The BGS digital Measured Urban Soil Chemistry data comprises the locations and concentrations (mg kg-1) of Arsenic (As), Cadmium (Cd), Chromium (Cr), Nickel (Ni) and Lead (Pb) in urban topsoil samples. The data is derived from the national, high resolution urban soil geochemical data from the BGS Geochemical Baseline Survey of the Environment (G-BASE) project. The information is relevant for the first stage of any assessment of risks to human health required by regulatory authorities in relation to land use and also for assessing ecological risk. Although point source PHE (Potentially Harmful Element) concentrations above respective SGVs (Soil Guideline Value) do not necessarily imply a significant health risk, they do highlight the need to consider whether or not there may be a risk. The urban soil chemistry data can be used to assist Local Planning Authorities to identify those areas where a risk assessment may need to be carried out by developers. Comparison of this spatially referenced geochemical data with information on current or historic land use and geological information might help environmental professionals decide whether high PHE concentrations in topsoils can be attributed to geogenic or anthropogenic sources. The point source data is based on an interpretation of the records in the possession of the BGS at the time the dataset was created.
Data identifying landscape areas (shown as polygons) attributed with geological names and rock type descriptions. The scale of the data is 1:50 000 scale.

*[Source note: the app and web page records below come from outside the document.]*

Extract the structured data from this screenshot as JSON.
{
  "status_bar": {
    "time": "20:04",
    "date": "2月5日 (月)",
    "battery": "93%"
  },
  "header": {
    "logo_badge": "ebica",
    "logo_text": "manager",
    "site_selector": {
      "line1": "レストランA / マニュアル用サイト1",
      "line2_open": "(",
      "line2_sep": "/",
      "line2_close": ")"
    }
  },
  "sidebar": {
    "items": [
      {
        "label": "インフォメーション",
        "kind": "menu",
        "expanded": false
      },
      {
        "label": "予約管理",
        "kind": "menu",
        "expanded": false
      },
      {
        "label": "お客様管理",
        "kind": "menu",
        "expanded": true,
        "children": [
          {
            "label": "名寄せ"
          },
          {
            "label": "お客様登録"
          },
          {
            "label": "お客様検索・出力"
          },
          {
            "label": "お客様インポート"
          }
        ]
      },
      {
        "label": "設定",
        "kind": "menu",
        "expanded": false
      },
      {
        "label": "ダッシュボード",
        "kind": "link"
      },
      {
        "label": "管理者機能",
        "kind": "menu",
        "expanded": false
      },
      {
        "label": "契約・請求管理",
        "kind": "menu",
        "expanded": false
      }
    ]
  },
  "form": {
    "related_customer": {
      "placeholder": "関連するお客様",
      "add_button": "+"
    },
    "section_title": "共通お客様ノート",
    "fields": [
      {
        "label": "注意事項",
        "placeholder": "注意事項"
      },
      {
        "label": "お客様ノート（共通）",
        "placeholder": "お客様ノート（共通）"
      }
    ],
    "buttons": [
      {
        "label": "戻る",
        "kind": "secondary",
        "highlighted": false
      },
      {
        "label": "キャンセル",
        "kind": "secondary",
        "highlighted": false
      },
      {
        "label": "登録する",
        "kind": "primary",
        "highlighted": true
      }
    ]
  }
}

Onshore coverage is provided for all of England, Wales, Scotland and the Isle of Man. Superficial deposits are the youngest geological deposits formed during the most recent period of geological time, the Quaternary, which extends back about 2.58 million years from the present. They lie on top of older deposits or rocks referred to as bedrock. Superficial deposits were laid down by various natural processes such as action by ice, water, wind and weathering. As such, the deposits are denoted by their BGS Lexicon name, which classifies them on the basis of mode of origin (lithogenesis) with names such as, 'glacial deposits', 'river terrace deposits' or 'blown sand'; or on the basis of their composition such as 'peat'. Most of these superficial deposits are unconsolidated sediments such as gravel, sand, silt and clay. The digital data includes attribution to identify each deposit type (in varying levels of detail) as described in the BGS Rock Classification Scheme (volume 4). The data are available in vector format (containing the geometry of each feature linked to a database record describing their attributes) as ESRI shapefiles and are available under BGS data licence.